Task instructions: Scan the records for "codes". Show the matching lines.

--*--

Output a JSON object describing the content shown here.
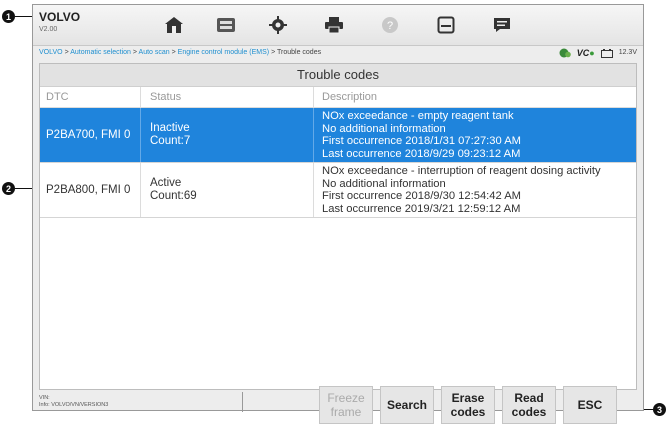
{
  "callouts": [
    "1",
    "2",
    "3"
  ],
  "toolbar": {
    "brand": "VOLVO",
    "version": "V2.00",
    "buttons": [
      "home-icon",
      "vehicle-swap-icon",
      "settings-icon",
      "printer-icon",
      "help-icon",
      "save-icon",
      "message-icon"
    ]
  },
  "breadcrumb": {
    "items": [
      "VOLVO",
      "Automatic selection",
      "Auto scan",
      "Engine control module (EMS)",
      "Trouble codes"
    ],
    "separator": ">"
  },
  "status": {
    "vci_label": "VC",
    "battery": "12.3V"
  },
  "panel": {
    "title": "Trouble codes",
    "columns": {
      "dtc": "DTC",
      "status": "Status",
      "description": "Description"
    },
    "rows": [
      {
        "dtc": "P2BA700, FMI 0",
        "status": "Inactive",
        "count": "Count:7",
        "desc": [
          "NOx exceedance - empty reagent tank",
          "No additional information",
          "First occurrence 2018/1/31 07:27:30 AM",
          "Last occurrence 2018/9/29 09:23:12 AM"
        ]
      },
      {
        "dtc": "P2BA800, FMI 0",
        "status": "Active",
        "count": "Count:69",
        "desc": [
          "NOx exceedance - interruption of reagent dosing activity",
          "No additional information",
          "First occurrence 2018/9/30 12:54:42 AM",
          "Last occurrence 2019/3/21 12:59:12 AM"
        ]
      }
    ]
  },
  "footer": {
    "vin_label": "VIN:",
    "info": "Info: VOLVO/VN/VERSION3",
    "buttons": {
      "freeze_line1": "Freeze",
      "freeze_line2": "frame",
      "search": "Search",
      "erase_line1": "Erase",
      "erase_line2": "codes",
      "read_line1": "Read",
      "read_line2": "codes",
      "esc": "ESC"
    }
  },
  "colors": {
    "selected_row": "#1f84dc",
    "link": "#1f8fd0"
  }
}
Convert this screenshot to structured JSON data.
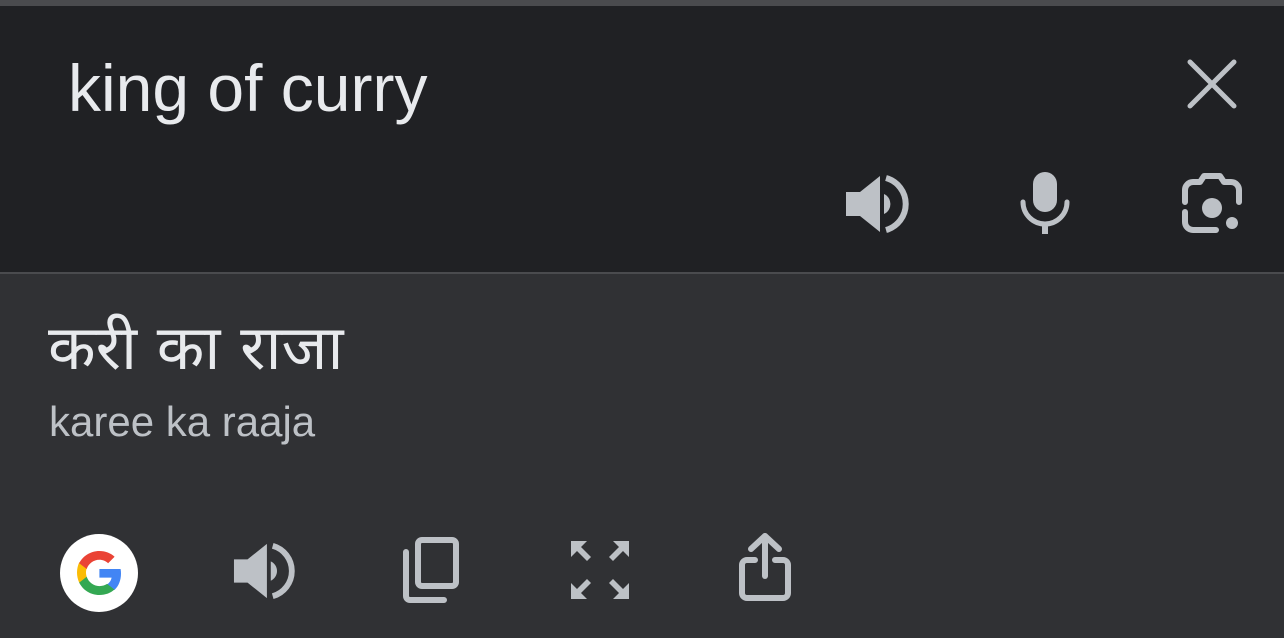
{
  "input": {
    "text": "king of curry",
    "clear_icon": "close-icon",
    "actions": [
      "speaker-icon",
      "microphone-icon",
      "camera-lens-icon"
    ]
  },
  "output": {
    "translation": "करी का राजा",
    "transliteration": "karee ka raaja",
    "actions": [
      "google-logo-icon",
      "speaker-icon",
      "copy-icon",
      "fullscreen-icon",
      "share-icon"
    ]
  },
  "colors": {
    "input_bg": "#202124",
    "output_bg": "#303134",
    "text_primary": "#e8eaed",
    "text_secondary": "#bdc1c6",
    "icon": "#9aa0a6",
    "divider": "#4a4b4e",
    "google_blue": "#4285F4",
    "google_red": "#EA4335",
    "google_yellow": "#FBBC05",
    "google_green": "#34A853"
  }
}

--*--

Expected output:
      "Trouble codes"
    "title": "Trouble codes",
      "erase_line2": "codes",
      "read_line2": "codes",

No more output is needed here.